News April 2010 Issue

In The News: April 2010

Ultrasound-Guided Cortisone Injections May Ease Hip Pain

Ultrasound-guided cortisone injections may be an effective treatment for gluteus medius tendinopathy, a painful condition caused by an injury to the tendons in the buttocks of elderly women. Medical treatment of the condition typically includes physiotherapy, nonsteroidal anti-inflammatory drugs (NSAIDs), and corticosteroid injections. The study included 54

patients with gluteus medius tendinopathy. Ultrasound-guided corticosteroid injections were performed on all patients. One month after treatment, 72 percent of the patients showed a significant improvement in pain level. The advantages of ultrasound over fluoroscopy (X-ray), said the study’s authors, include its soft-tissue imaging capabilities, which allow a diagnostic study to be performed before the injection of corticosteroids. It also allows continuous monitoring of the needle position, which facilitates safe and precise injections. The study appeared in the January 2010 issue of the American Journal of Roentgenology.

 

Study Finds Low Mortality Risk Following Joint Replacement

The risk of postoperative mortality, or death following surgery, is low for patients undergoing a total hip or knee replacement. According to a Norwegian study published in the January 2010 issue of The Journal of Bone and Joint Surgery, the risk of early
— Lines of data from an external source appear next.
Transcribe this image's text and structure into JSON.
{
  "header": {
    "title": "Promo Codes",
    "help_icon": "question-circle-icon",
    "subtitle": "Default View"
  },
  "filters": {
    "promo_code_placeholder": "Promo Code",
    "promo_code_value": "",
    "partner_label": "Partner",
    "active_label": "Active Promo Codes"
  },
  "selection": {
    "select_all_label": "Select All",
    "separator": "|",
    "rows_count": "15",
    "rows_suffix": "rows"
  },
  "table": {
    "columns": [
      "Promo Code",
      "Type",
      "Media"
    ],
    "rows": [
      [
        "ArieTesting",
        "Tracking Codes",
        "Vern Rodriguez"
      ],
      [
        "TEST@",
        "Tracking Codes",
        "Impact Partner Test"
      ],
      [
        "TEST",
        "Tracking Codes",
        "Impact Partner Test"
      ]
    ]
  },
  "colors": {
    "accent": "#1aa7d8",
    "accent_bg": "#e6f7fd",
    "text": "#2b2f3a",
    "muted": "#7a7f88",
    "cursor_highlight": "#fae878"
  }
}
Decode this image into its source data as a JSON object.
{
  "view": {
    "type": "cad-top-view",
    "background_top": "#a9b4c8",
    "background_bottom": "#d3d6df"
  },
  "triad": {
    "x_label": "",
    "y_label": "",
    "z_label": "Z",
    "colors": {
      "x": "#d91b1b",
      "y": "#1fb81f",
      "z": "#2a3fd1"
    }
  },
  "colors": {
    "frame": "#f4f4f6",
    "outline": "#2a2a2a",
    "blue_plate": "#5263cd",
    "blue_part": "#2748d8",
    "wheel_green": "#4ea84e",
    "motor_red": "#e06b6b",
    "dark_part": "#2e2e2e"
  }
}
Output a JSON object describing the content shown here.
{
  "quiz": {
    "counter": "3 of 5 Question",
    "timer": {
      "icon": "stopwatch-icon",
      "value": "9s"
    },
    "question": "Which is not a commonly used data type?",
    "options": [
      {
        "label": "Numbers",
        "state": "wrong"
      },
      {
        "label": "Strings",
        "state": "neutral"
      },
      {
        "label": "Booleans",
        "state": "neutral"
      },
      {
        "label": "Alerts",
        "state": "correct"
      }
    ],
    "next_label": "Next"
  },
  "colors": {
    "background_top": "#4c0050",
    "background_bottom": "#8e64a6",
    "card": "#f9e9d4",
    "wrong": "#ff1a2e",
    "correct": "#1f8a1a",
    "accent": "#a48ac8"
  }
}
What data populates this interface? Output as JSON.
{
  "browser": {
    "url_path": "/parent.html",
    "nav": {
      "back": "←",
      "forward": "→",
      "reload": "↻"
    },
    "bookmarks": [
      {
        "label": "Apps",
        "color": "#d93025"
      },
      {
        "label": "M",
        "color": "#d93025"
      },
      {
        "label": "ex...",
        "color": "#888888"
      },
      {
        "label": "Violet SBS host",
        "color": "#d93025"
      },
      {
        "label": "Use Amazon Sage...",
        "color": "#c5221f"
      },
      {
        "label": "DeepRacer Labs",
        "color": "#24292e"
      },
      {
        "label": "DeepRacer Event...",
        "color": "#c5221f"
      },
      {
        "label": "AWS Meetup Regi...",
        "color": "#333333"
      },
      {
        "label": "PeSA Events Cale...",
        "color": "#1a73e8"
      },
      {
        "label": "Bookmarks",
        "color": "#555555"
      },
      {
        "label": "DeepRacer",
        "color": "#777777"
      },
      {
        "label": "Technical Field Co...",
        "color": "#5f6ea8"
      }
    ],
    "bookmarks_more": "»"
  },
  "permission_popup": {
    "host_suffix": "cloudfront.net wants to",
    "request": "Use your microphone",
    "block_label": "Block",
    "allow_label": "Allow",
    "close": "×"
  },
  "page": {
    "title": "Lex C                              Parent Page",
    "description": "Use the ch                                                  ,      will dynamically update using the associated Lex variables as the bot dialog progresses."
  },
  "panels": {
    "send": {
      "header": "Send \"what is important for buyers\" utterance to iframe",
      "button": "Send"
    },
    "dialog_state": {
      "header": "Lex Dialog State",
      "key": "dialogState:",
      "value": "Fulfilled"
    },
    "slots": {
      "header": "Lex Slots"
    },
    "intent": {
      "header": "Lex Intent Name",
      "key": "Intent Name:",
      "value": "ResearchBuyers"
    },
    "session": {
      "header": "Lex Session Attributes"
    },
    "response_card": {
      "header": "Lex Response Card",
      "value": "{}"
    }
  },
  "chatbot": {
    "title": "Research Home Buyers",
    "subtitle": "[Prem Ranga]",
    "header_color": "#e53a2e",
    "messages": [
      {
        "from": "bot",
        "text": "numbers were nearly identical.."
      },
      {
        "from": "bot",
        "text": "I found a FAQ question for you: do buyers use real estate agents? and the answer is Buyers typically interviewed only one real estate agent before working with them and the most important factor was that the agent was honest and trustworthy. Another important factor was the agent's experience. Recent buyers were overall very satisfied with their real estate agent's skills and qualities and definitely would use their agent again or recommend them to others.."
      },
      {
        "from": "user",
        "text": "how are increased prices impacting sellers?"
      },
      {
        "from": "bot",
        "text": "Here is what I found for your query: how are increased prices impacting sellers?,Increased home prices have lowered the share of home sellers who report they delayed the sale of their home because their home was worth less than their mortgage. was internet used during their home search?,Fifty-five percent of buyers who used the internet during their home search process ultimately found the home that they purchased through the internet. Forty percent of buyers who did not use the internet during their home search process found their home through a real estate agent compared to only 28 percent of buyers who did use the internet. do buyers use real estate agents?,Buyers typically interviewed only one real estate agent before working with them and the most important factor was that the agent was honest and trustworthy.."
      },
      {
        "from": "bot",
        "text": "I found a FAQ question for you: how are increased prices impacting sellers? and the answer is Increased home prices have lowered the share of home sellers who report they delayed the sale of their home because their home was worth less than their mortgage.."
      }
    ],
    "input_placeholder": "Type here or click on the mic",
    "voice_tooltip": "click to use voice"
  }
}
postoperative mortality was slightly increased for the first 26 days following surgery—estimated at 0.1 percent—but was negligible thereafter. The study included 81,856 osteoarthritis patients between the ages of 50 and 80 who had undergone a total knee replacement and 106,254 who had undergone a total hip replacement. The study’s authors concluded that previous studies suggesting that increased mortality exists for as long as 60 to 90 days following a knee or hip replacement may be wrong, and that the finding of very low postoperative mortality should be reassuring for patients considering such surgeries.

 

Opioids, Used as Prescribed, Relieve Pain with Little Addiction Risk

A new review has found that long-term use of opioids, which bind pain receptors in the spinal cord and the brain to change the way pain is perceived, is associated with significant pain relief in patients with a small risk of addiction. The review, which appeared

in the January 2010 issue of The Cochrane Library, described the findings of 26 clinical studies comprising 4,893 participants. Most patients had chronic back pain following failed surgery, severe osteoarthritis, pain related to nerve damage, and previously had tried such opioids as oxycodone, morphine, and methadone. Among studies reporting abuse or addiction, only seven of 2,613 participants reportedly were addicted or took their medicine inappropriately. The findings suggest that carefully selected patients with no history of addiction and abuse, and who are compliant with their medication usage, might experience significant amounts of pain relief with a very small risk of addiction.

 

Yoga Reduces Blood Compounds Known to Promote Inflammation

Regularly practicing yoga may lower compounds in the blood that promote inflammation. According to a study in the January 2010 issue of Psychosomatic Medicine, women who routinely practiced yoga had lower amounts of the cytokine interleukin-6 (IL-6) in

their blood. IL-6 is an important part of the body’s inflammatory response and has been implicated in heart disease, stroke, and arthritis. Researchers assembled 50 women, divided into yoga "novice" and "expert" groups, had them take psychological tests to gauge anxiety levels, asked them to perform tasks designed to increase stress, and then took blood samples. After analysis, the women labeled as "novices" had levels of the pro-inflammatory IL-6 that were 41 percent higher than those in the "expert" group. The study concluded that yoga appeared to be a simple and enjoyable way to add an intervention that might reduce risks for developing heart disease, arthritis, and other age-related diseases. Researchers also considered it an antidote for the inflexibility that comes with aging, concluding that "the stretching and exercise that comes with yoga increases a person’s flexibility—and that, in turn, allows relaxation that can lower stress."